In [a4], a local version of the Wielandt subgroup was introduced, where is a prime number; this is the intersection of the normalizers of the -perfect subnormal subgroups, i.e. those that have no non-trivial -quotients. They showed that Another variation of the Wielandt subgroup has been described in [a2]. The generalized Wielandt subgroup of a group is defined to be the intersection of the normalizers of all the infinite subnormal subgroups of . Thus, precisely when is an IT-group, i.e. all infinite subnormal subgroups of are normal. The class of IT-groups has been investigated in [a10] and [a9]. J.C. Beidleman, M.R. Dixon and D.J.S. Robinson [a2] showed that the subgroups and are remarkably close, and indeed they coincide in many cases. In [a2] the following results were established. Let be an infinite group; then: is a residually finite T-group (cf. also Residually-finite group); unless the subgroup generated by all the finite solvable subnormal subgroups of is Prüfer-by-finite;

if is Prüfer-by-finite and infinite, then is metAbelian;

if is finite, so is . Finally, if is a finitely generated infinite solvable group.
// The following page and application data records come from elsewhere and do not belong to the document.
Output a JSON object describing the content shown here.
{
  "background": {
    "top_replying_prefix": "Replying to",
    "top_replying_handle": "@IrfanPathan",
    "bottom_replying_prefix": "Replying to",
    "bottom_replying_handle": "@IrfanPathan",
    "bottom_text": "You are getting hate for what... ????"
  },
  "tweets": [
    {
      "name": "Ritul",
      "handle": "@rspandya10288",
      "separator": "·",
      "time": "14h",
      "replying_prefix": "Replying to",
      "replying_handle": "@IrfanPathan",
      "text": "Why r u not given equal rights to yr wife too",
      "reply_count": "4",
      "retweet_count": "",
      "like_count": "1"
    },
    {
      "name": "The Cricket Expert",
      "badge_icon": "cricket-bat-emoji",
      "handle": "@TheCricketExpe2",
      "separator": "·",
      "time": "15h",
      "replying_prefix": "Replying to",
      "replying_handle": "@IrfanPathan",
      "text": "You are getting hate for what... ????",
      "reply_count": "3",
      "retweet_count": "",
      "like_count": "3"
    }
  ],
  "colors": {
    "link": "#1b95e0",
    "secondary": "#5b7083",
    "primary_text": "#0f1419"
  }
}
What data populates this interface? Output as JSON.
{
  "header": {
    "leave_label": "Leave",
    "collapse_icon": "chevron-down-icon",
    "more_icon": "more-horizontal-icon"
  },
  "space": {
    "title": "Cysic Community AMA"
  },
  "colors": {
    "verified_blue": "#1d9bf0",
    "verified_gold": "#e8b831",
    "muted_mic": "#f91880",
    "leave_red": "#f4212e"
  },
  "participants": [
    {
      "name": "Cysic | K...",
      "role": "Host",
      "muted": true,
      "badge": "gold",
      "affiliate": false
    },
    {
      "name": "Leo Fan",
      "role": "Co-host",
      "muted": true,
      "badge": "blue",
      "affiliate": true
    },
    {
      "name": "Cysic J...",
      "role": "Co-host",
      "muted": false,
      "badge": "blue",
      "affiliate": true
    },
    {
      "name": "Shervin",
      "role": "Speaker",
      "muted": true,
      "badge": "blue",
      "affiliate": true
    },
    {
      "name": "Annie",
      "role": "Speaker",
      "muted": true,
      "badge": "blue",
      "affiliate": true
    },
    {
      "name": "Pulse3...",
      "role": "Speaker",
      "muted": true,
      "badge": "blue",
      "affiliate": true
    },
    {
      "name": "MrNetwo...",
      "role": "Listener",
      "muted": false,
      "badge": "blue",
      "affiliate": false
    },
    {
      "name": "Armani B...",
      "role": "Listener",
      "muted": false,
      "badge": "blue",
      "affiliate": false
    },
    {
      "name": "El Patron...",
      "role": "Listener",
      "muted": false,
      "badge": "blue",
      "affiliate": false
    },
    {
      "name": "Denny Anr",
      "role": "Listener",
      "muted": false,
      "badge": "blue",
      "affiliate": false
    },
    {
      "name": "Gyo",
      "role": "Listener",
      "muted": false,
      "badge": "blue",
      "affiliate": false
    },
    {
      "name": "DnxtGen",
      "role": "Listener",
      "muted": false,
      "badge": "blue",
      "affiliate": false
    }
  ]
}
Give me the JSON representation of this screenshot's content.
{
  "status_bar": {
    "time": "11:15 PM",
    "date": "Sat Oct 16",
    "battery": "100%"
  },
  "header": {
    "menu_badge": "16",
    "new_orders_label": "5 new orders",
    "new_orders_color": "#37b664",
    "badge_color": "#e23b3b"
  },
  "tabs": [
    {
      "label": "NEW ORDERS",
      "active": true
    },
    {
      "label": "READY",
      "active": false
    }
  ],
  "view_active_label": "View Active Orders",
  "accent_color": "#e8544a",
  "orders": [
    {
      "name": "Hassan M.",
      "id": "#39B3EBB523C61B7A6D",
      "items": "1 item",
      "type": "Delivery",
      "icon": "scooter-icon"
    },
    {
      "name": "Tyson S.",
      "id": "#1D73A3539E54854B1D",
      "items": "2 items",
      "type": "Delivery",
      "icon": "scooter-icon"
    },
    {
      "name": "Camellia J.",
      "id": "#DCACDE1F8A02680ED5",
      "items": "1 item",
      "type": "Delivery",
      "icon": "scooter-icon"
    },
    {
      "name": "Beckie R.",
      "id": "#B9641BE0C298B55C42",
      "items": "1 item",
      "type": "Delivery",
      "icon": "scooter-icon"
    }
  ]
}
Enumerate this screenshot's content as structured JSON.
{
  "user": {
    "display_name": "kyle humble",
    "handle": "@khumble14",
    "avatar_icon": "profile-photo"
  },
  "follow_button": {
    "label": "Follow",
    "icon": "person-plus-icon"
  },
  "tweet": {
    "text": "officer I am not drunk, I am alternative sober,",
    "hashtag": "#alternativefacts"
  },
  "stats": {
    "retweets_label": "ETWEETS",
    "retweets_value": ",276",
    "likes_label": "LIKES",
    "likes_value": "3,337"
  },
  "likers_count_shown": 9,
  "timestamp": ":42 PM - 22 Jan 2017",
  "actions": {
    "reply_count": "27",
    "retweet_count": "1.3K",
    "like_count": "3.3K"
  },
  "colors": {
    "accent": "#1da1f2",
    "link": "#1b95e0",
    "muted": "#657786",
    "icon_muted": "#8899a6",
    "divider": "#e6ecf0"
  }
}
How to Cite This Entry:
Wielandt subgroup. Encyclopedia of Mathematics. URL: http://encyclopediaofmath.org/index.php?title=Wielandt_subgroup&oldid=18195
This article was adapted from an original article by Derek J.S. Robinson (originator), which appeared in Encyclopedia of Mathematics - ISBN 1402006098. See original article